How the Jews of the Warsaw Ghetto Defeated a Pandemic

In the summer of 1941, the Jews of the Warsaw Ghetto were struck by a severe outbreak of typhus—to which they were especially vulnerable due to overcrowding, poor hygienic conditions, and widespread malnutrition. Yet infection rates dropped by some 40 percent in November, just when they would be expected to rise sharply as the weather grew colder. Emanuel Ringelblum, the ghetto’s leading historian, wrote at the time that “there was no way of explaining rationally” why the plague abated. But a recent scientific study appears to have found an explanation, as Eva Botkin-Kowacki reports:
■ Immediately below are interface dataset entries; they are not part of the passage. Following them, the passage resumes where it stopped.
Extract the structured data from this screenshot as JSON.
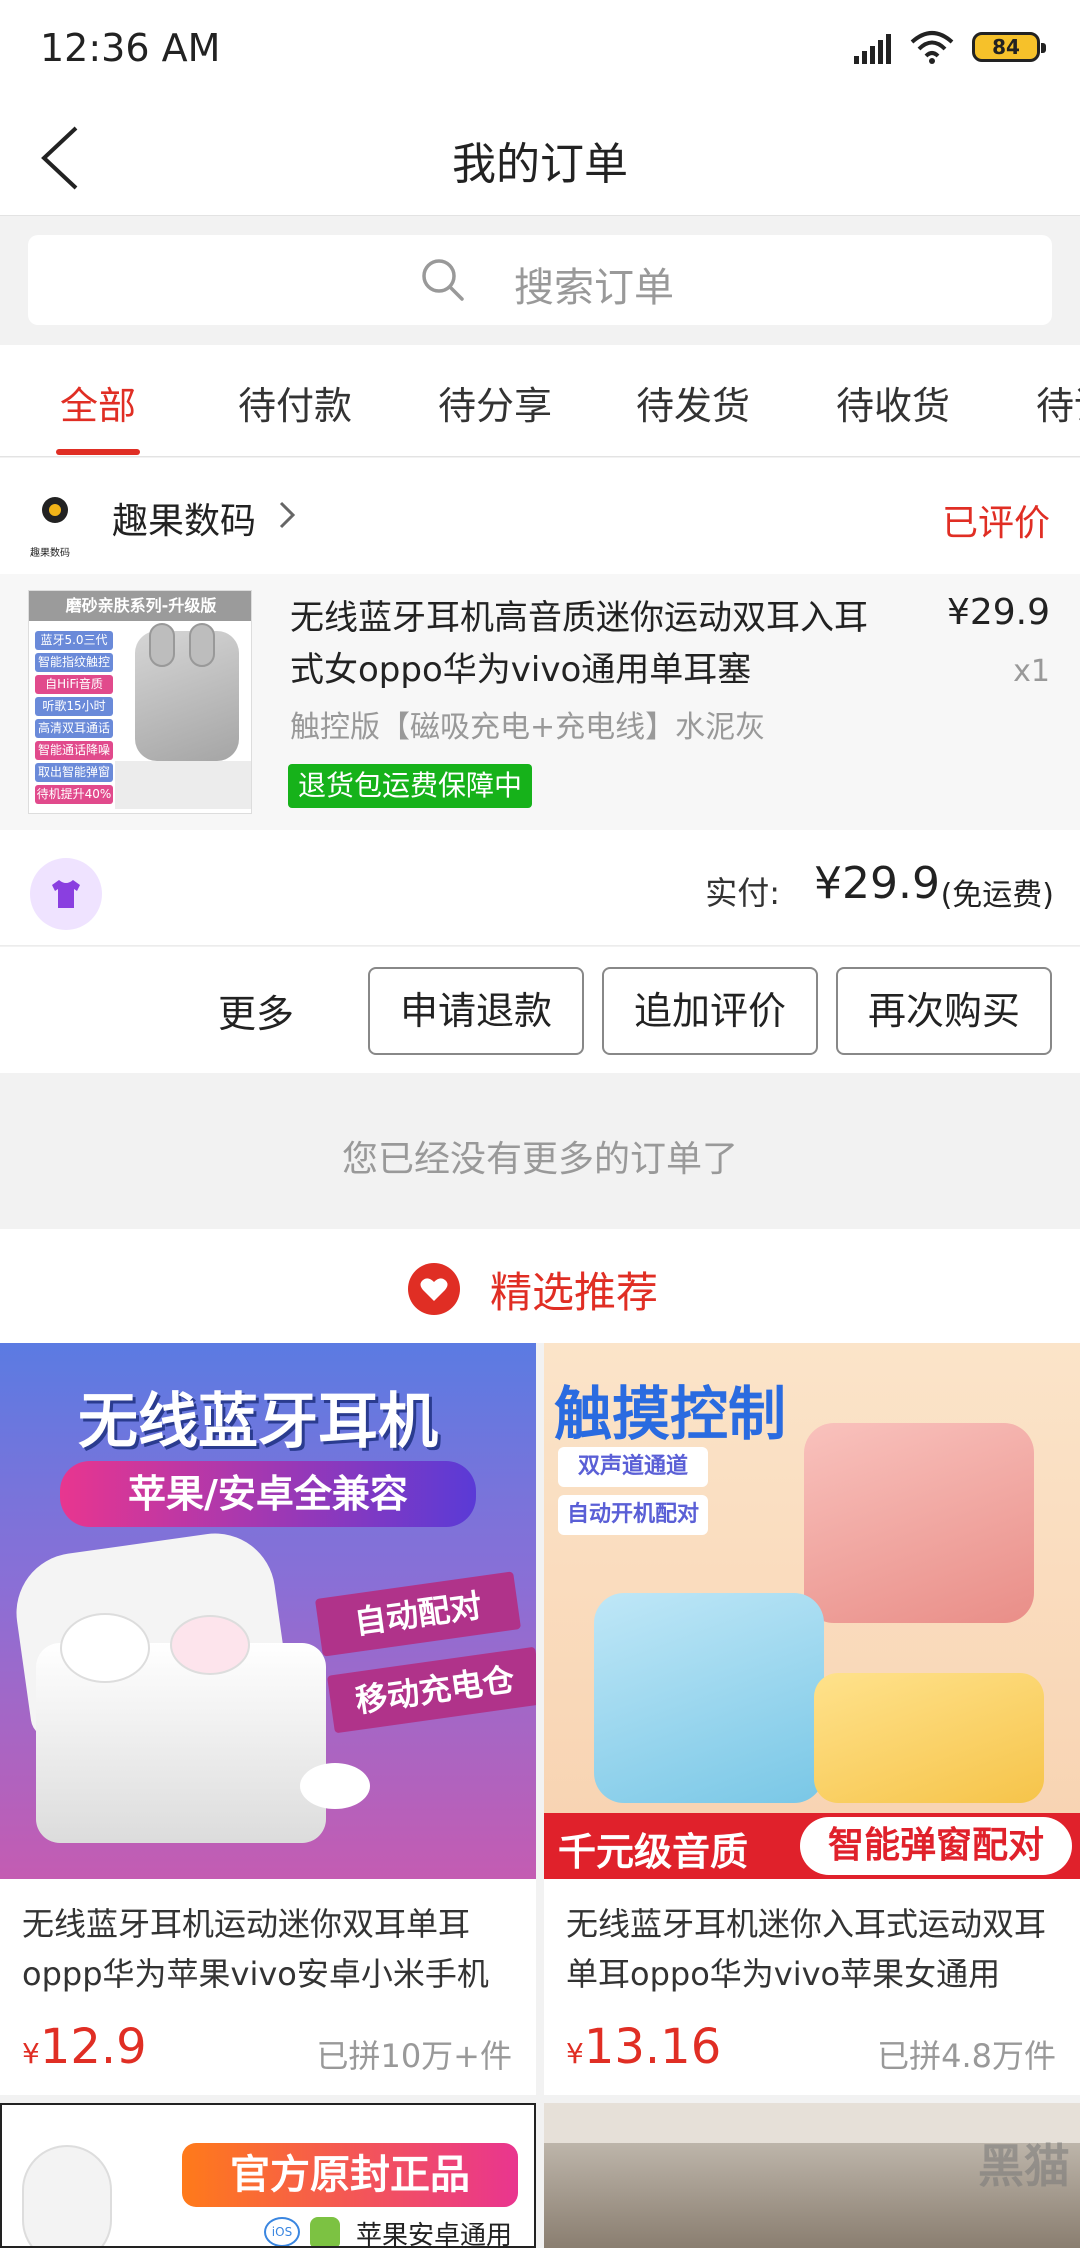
{
  "status_bar": {
    "time": "12:36  AM",
    "battery": "84"
  },
  "nav": {
    "title": "我的订单"
  },
  "search": {
    "placeholder": "搜索订单"
  },
  "tabs": [
    "全部",
    "待付款",
    "待分享",
    "待发货",
    "待收货",
    "待评价"
  ],
  "order": {
    "shop_name": "趣果数码",
    "shop_logo_text": "趣果数码",
    "status": "已评价",
    "item": {
      "thumb_banner": "磨砂亲肤系列-升级版",
      "thumb_features": [
        "蓝牙5.0三代",
        "智能指纹触控",
        "自HiFi音质",
        "听歌15小时",
        "高清双耳通话",
        "智能通话降噪",
        "取出智能弹窗",
        "待机提升40%"
      ],
      "title": "无线蓝牙耳机高音质迷你运动双耳入耳式女oppo华为vivo通用单耳塞",
      "sku": "触控版【磁吸充电+充电线】水泥灰",
      "guarantee": "退货包运费保障中",
      "price": "¥29.9",
      "qty": "x1"
    },
    "pay_label": "实付:",
    "pay_amount": "¥29.9",
    "pay_note": "(免运费)",
    "actions": {
      "more": "更多",
      "refund": "申请退款",
      "review": "追加评价",
      "rebuy": "再次购买"
    }
  },
  "no_more": "您已经没有更多的订单了",
  "recommend": {
    "title": "精选推荐",
    "products": [
      {
        "img_headline": "无线蓝牙耳机",
        "img_pill": "苹果/安卓全兼容",
        "img_tags": [
          "自动配对",
          "移动充电仓"
        ],
        "title": "无线蓝牙耳机运动迷你双耳单耳oppp华为苹果vivo安卓小米手机",
        "price_symbol": "¥",
        "price": "12.9",
        "sold": "已拼10万+件"
      },
      {
        "img_headline": "触摸控制",
        "img_tags": [
          "双声道通道",
          "自动开机配对"
        ],
        "img_bottom_left": "千元级音质",
        "img_bottom_right": "智能弹窗配对",
        "title": "无线蓝牙耳机迷你入耳式运动双耳单耳oppo华为vivo苹果女通用",
        "price_symbol": "¥",
        "price": "13.16",
        "sold": "已拼4.8万件"
      }
    ],
    "partial_banner": "官方原封正品",
    "partial_sub": "苹果安卓通用"
  },
  "watermark": "黑猫",
  "colors": {
    "accent": "#e02e24",
    "guarantee_green": "#16b21a"
  }
}
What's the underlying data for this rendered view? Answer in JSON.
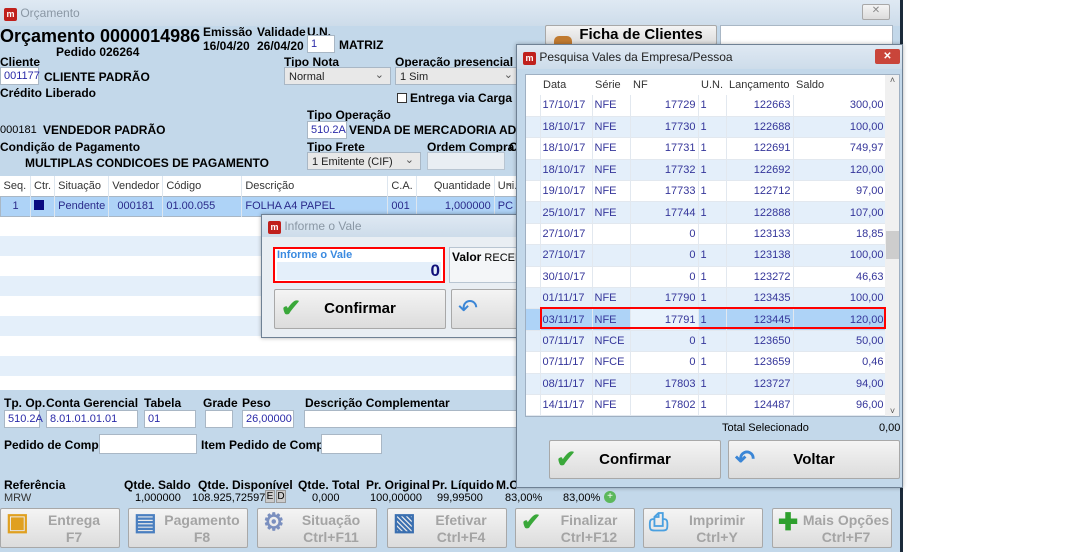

Official numbers suggest that there was a total of 20,160 cases [of typhus in the ghetto], but the researchers . . . dug into other historical reports and estimated that 80,000 to 110,000 [of about 460,000] residents were infected. They suggest that the official numbers are likely low because residents were afraid to come forward in fear of repercussions from the Nazis. Some 20,000 residents died of typhus, and many more died from hunger while suffering from the illness.

[T]he Nazis’ efforts to ghettoize Jews in Warsaw had inadvertently created a hub of doctors. There were about 800 physicians among those imprisoned there, and many more nurses and scientists. . . . [They] established a health council, procured vaccines as much as they could, held public lectures on preventative health, sanitation, and hygiene, set up an underground medical school, and conducted scientific studies.

[T]he new health council advocated for a decentralized approach to fight the epidemic. While the Nazi authorities forced draconian quarantines and mobilized punitive sanitation squads, . . . the health council focused on education and independent empowerment whenever possible. Cleanliness was encouraged and often enforced. Self-isolation and social distancing became basic practice and common sense. And community kitchens were set up by volunteer groups and food smugglers to help feed the starving population.

Of those who survived disease and privation, most were murdered at the Treblinka death camp during the subsequent two years.

Read more at Christian Science Monitor

More about: Holocaust, Medicine, Warsaw Ghetto

Recognizing a Palestinian State Won’t Help Palestinians, or Even Make Palestinian Statehood More Likely

While Shira Efron and Michael Koplow are more sanguine about the possibility of a two-state solution to the Israel-Palestinian conflict, and more critical of Israel’s policies in the West Bank, than I am, I found much worth considering in their recent article on the condition of the Palestinian Authority (PA). Particularly perceptive are their comments on the drive to grant diplomatic recognition to a fictive Palestinian state, a step taken by nine countries in the past few months, and almost as many in total as recognize Israel.

Efron and Koplow argue that this move isn’t a mere empty gesture, but one that would actually make things worse, while providing “no tangible benefits for Palestinians.”

In areas under its direct control—Areas A and B of the West Bank, comprising 40 percent of the territory—the PA struggles severely to provide services, livelihoods, and dignity to inhabitants. This is only partly due to its budgetary woes; it has also never established a properly functioning West Bank economy. President Mahmoud Abbas, who will turn ninety next year, administers the PA almost exclusively by executive decrees, with little transparency or oversight. Security is a particular problem, as militants from different factions now openly defy the underfunded and undermotivated PA security forces in cities such as Jenin, Nablus, and Tulkarm.

Turning the Palestinian Authority (PA) from a transitional authority into a permanent state with the stroke of a pen will not make [its] litany of problems go away. The risk that the state of Palestine would become a failed state is very real given the PA’s dysfunctional, insolvent status and its dearth of public legitimacy. Further declines in its ability to provide social services and maintain law and order could yield a situation in which warlords and gangs become de-facto rulers in some areas of the West Bank.

Otherwise, any steps toward realizing two states will be fanciful, built atop a crumbling foundation—and likely to help turn the West Bank into a third front in the current war.

Read more at Foreign Affairs

More about: Palestinian Authority, Palestinian statehood